As we shot the next stage, I walked to the line with him to walk through the functionality of the Vortex Razor red dot, how to function the TANDEMKROSS extended magazine release and another reminder of the trigger pull of the Powder River Precision trigger.  As the timer went off, he went to work going one for one.  I then shared with him it was OK to push the gun because it was light, fast and accurate.  He then threw down a blazing run.  I turned and looked at his dad who was holding the camera and I told him I was sorry.  He said for what.  I said, “You saw that run didn’t you?” and his son turned around with the biggest grin I have seen on any shooter in a very long time.  I then told his dad I just cost him some money!  His dad smiled and he said “yes you did”.  As a newer shooter, he was on cloud 9!  It was arguably one of the best shooting experiences I have had at the range.  We stayed around and we demo’d some guns and shared stories.
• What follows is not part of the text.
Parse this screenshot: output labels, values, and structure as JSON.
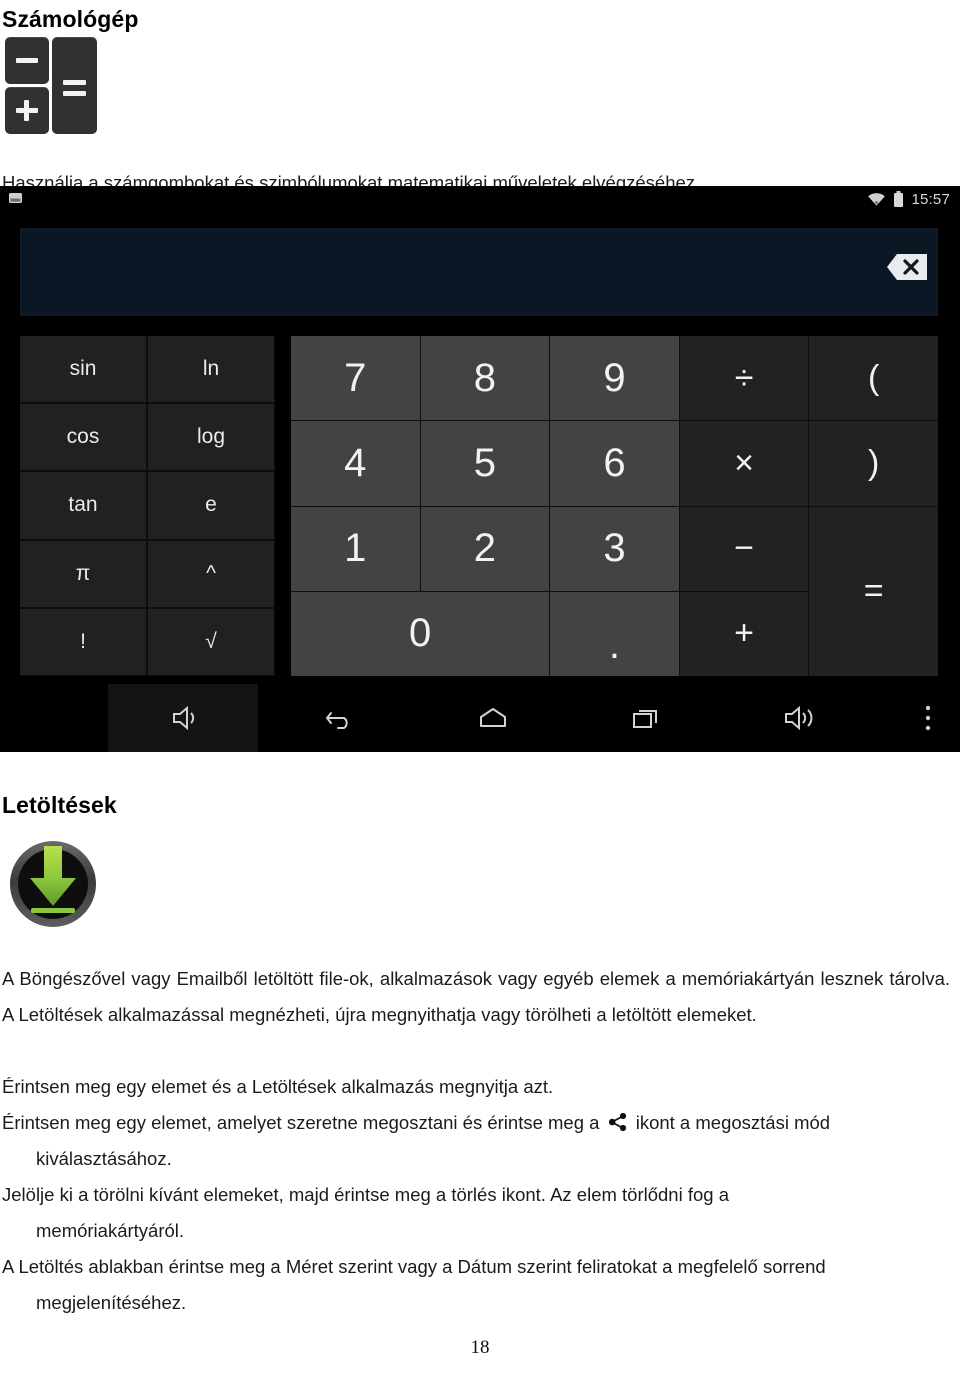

As my good friend Mike Baker says, “Take a kid shooting”.  And let them experience the sport which we all love.  That is our Super Power.  What is yours?


See you out on the range soon!


Rimfire Rifle Open Build:

Magnum Research Switchbolt with red Carbon Fiber wrapped barrel

Steve Foster Shooting Compensator

Powder River Precision Trigger

Tandemkross Krosspins

Tandemkross Fireswitch extended magazine release

Tandemkross Titanium Twister takedown knob

Blackhawk Axiom Stock with cheek riser

Cencal Cerakote magazine extensions

Vortex Razor 6 MOA red dot

Fueled by ELEY Force